> _EXERCISE REQUIREMENTS_:
Every line below containing the word "RuntimeBroker" should be found and copied.
+ + + + +
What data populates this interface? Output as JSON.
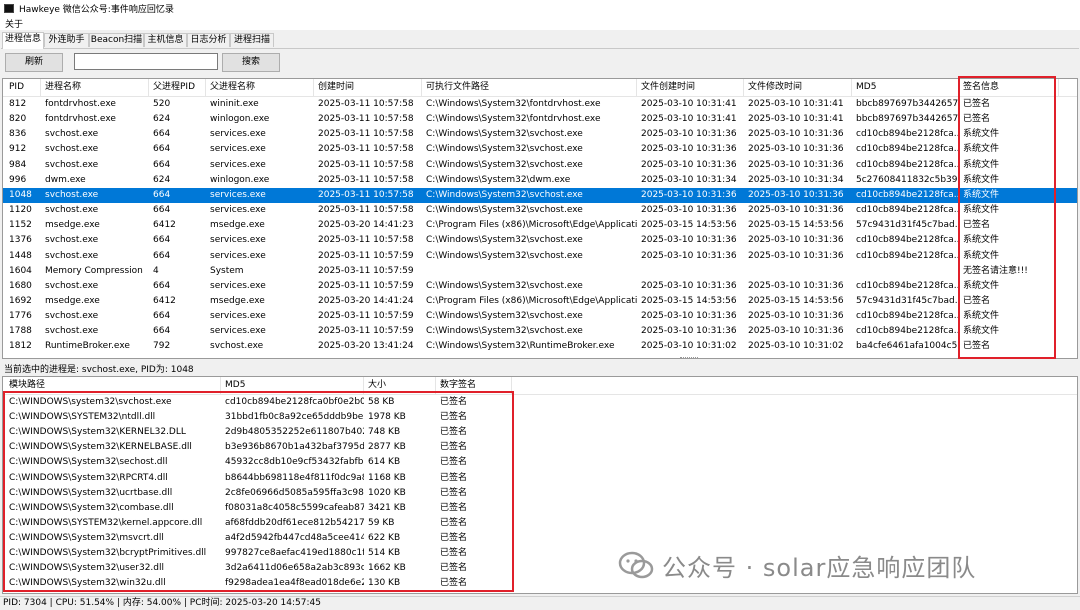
{
  "window": {
    "title": "Hawkeye 微信公众号:事件响应回忆录"
  },
  "menu": {
    "about": "关于"
  },
  "tabs": [
    "进程信息",
    "外连助手",
    "Beacon扫描",
    "主机信息",
    "日志分析",
    "进程扫描"
  ],
  "toolbar": {
    "refresh_label": "刷新",
    "search_label": "搜索",
    "search_value": ""
  },
  "process_table": {
    "columns": [
      "PID",
      "进程名称",
      "父进程PID",
      "父进程名称",
      "创建时间",
      "可执行文件路径",
      "文件创建时间",
      "文件修改时间",
      "MD5",
      "签名信息"
    ],
    "rows": [
      [
        "812",
        "fontdrvhost.exe",
        "520",
        "wininit.exe",
        "2025-03-11 10:57:58",
        "C:\\Windows\\System32\\fontdrvhost.exe",
        "2025-03-10 10:31:41",
        "2025-03-10 10:31:41",
        "bbcb897697b3442657...",
        "已签名"
      ],
      [
        "820",
        "fontdrvhost.exe",
        "624",
        "winlogon.exe",
        "2025-03-11 10:57:58",
        "C:\\Windows\\System32\\fontdrvhost.exe",
        "2025-03-10 10:31:41",
        "2025-03-10 10:31:41",
        "bbcb897697b3442657...",
        "已签名"
      ],
      [
        "836",
        "svchost.exe",
        "664",
        "services.exe",
        "2025-03-11 10:57:58",
        "C:\\Windows\\System32\\svchost.exe",
        "2025-03-10 10:31:36",
        "2025-03-10 10:31:36",
        "cd10cb894be2128fca...",
        "系统文件"
      ],
      [
        "912",
        "svchost.exe",
        "664",
        "services.exe",
        "2025-03-11 10:57:58",
        "C:\\Windows\\System32\\svchost.exe",
        "2025-03-10 10:31:36",
        "2025-03-10 10:31:36",
        "cd10cb894be2128fca...",
        "系统文件"
      ],
      [
        "984",
        "svchost.exe",
        "664",
        "services.exe",
        "2025-03-11 10:57:58",
        "C:\\Windows\\System32\\svchost.exe",
        "2025-03-10 10:31:36",
        "2025-03-10 10:31:36",
        "cd10cb894be2128fca...",
        "系统文件"
      ],
      [
        "996",
        "dwm.exe",
        "624",
        "winlogon.exe",
        "2025-03-11 10:57:58",
        "C:\\Windows\\System32\\dwm.exe",
        "2025-03-10 10:31:34",
        "2025-03-10 10:31:34",
        "5c27608411832c5b39...",
        "系统文件"
      ],
      [
        "1048",
        "svchost.exe",
        "664",
        "services.exe",
        "2025-03-11 10:57:58",
        "C:\\Windows\\System32\\svchost.exe",
        "2025-03-10 10:31:36",
        "2025-03-10 10:31:36",
        "cd10cb894be2128fca...",
        "系统文件"
      ],
      [
        "1120",
        "svchost.exe",
        "664",
        "services.exe",
        "2025-03-11 10:57:58",
        "C:\\Windows\\System32\\svchost.exe",
        "2025-03-10 10:31:36",
        "2025-03-10 10:31:36",
        "cd10cb894be2128fca...",
        "系统文件"
      ],
      [
        "1152",
        "msedge.exe",
        "6412",
        "msedge.exe",
        "2025-03-20 14:41:23",
        "C:\\Program Files (x86)\\Microsoft\\Edge\\Applicati...",
        "2025-03-15 14:53:56",
        "2025-03-15 14:53:56",
        "57c9431d31f45c7bad...",
        "已签名"
      ],
      [
        "1376",
        "svchost.exe",
        "664",
        "services.exe",
        "2025-03-11 10:57:58",
        "C:\\Windows\\System32\\svchost.exe",
        "2025-03-10 10:31:36",
        "2025-03-10 10:31:36",
        "cd10cb894be2128fca...",
        "系统文件"
      ],
      [
        "1448",
        "svchost.exe",
        "664",
        "services.exe",
        "2025-03-11 10:57:59",
        "C:\\Windows\\System32\\svchost.exe",
        "2025-03-10 10:31:36",
        "2025-03-10 10:31:36",
        "cd10cb894be2128fca...",
        "系统文件"
      ],
      [
        "1604",
        "Memory Compression",
        "4",
        "System",
        "2025-03-11 10:57:59",
        "",
        "",
        "",
        "",
        "无签名请注意!!!"
      ],
      [
        "1680",
        "svchost.exe",
        "664",
        "services.exe",
        "2025-03-11 10:57:59",
        "C:\\Windows\\System32\\svchost.exe",
        "2025-03-10 10:31:36",
        "2025-03-10 10:31:36",
        "cd10cb894be2128fca...",
        "系统文件"
      ],
      [
        "1692",
        "msedge.exe",
        "6412",
        "msedge.exe",
        "2025-03-20 14:41:24",
        "C:\\Program Files (x86)\\Microsoft\\Edge\\Applicati...",
        "2025-03-15 14:53:56",
        "2025-03-15 14:53:56",
        "57c9431d31f45c7bad...",
        "已签名"
      ],
      [
        "1776",
        "svchost.exe",
        "664",
        "services.exe",
        "2025-03-11 10:57:59",
        "C:\\Windows\\System32\\svchost.exe",
        "2025-03-10 10:31:36",
        "2025-03-10 10:31:36",
        "cd10cb894be2128fca...",
        "系统文件"
      ],
      [
        "1788",
        "svchost.exe",
        "664",
        "services.exe",
        "2025-03-11 10:57:59",
        "C:\\Windows\\System32\\svchost.exe",
        "2025-03-10 10:31:36",
        "2025-03-10 10:31:36",
        "cd10cb894be2128fca...",
        "系统文件"
      ],
      [
        "1812",
        "RuntimeBroker.exe",
        "792",
        "svchost.exe",
        "2025-03-20 13:41:24",
        "C:\\Windows\\System32\\RuntimeBroker.exe",
        "2025-03-10 10:31:02",
        "2025-03-10 10:31:02",
        "ba4cfe6461afa1004c5...",
        "已签名"
      ]
    ],
    "selected_pid": "1048"
  },
  "selection_status": "当前选中的进程是: svchost.exe, PID为: 1048",
  "module_table": {
    "columns": [
      "模块路径",
      "MD5",
      "大小",
      "数字签名"
    ],
    "rows": [
      [
        "C:\\WINDOWS\\system32\\svchost.exe",
        "cd10cb894be2128fca0bf0e2b0...",
        "58 KB",
        "已签名"
      ],
      [
        "C:\\WINDOWS\\SYSTEM32\\ntdll.dll",
        "31bbd1fb0c8a92ce65dddb9be...",
        "1978 KB",
        "已签名"
      ],
      [
        "C:\\WINDOWS\\System32\\KERNEL32.DLL",
        "2d9b4805352252e611807b402...",
        "748 KB",
        "已签名"
      ],
      [
        "C:\\WINDOWS\\System32\\KERNELBASE.dll",
        "b3e936b8670b1a432baf3795d...",
        "2877 KB",
        "已签名"
      ],
      [
        "C:\\WINDOWS\\System32\\sechost.dll",
        "45932cc8db10e9cf53432fabfb...",
        "614 KB",
        "已签名"
      ],
      [
        "C:\\WINDOWS\\System32\\RPCRT4.dll",
        "b8644bb698118e4f811f0dc9a8...",
        "1168 KB",
        "已签名"
      ],
      [
        "C:\\WINDOWS\\System32\\ucrtbase.dll",
        "2c8fe06966d5085a595ffa3c98f...",
        "1020 KB",
        "已签名"
      ],
      [
        "C:\\WINDOWS\\System32\\combase.dll",
        "f08031a8c4058c5599cafeab87...",
        "3421 KB",
        "已签名"
      ],
      [
        "C:\\WINDOWS\\SYSTEM32\\kernel.appcore.dll",
        "af68fddb20df61ece812b54217...",
        "59 KB",
        "已签名"
      ],
      [
        "C:\\WINDOWS\\System32\\msvcrt.dll",
        "a4f2d5942fb447cd48a5cee414...",
        "622 KB",
        "已签名"
      ],
      [
        "C:\\WINDOWS\\System32\\bcryptPrimitives.dll",
        "997827ce8aefac419ed1880c1f...",
        "514 KB",
        "已签名"
      ],
      [
        "C:\\WINDOWS\\System32\\user32.dll",
        "3d2a6411d06e658a2ab3c893c...",
        "1662 KB",
        "已签名"
      ],
      [
        "C:\\WINDOWS\\System32\\win32u.dll",
        "f9298adea1ea4f8ead018de6e2...",
        "130 KB",
        "已签名"
      ]
    ]
  },
  "watermark": "公众号 · solar应急响应团队",
  "status_bar": "PID: 7304 | CPU: 51.54% | 内存: 54.00% | PC时间: 2025-03-20 14:57:45",
  "colors": {
    "selection": "#0078d7",
    "highlight_box": "#e0202a"
  }
}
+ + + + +
> _WRITTEN ANSWER_:
        "RuntimeBroker.exe",
        "C:\\Windows\\System32\\RuntimeBroker.exe",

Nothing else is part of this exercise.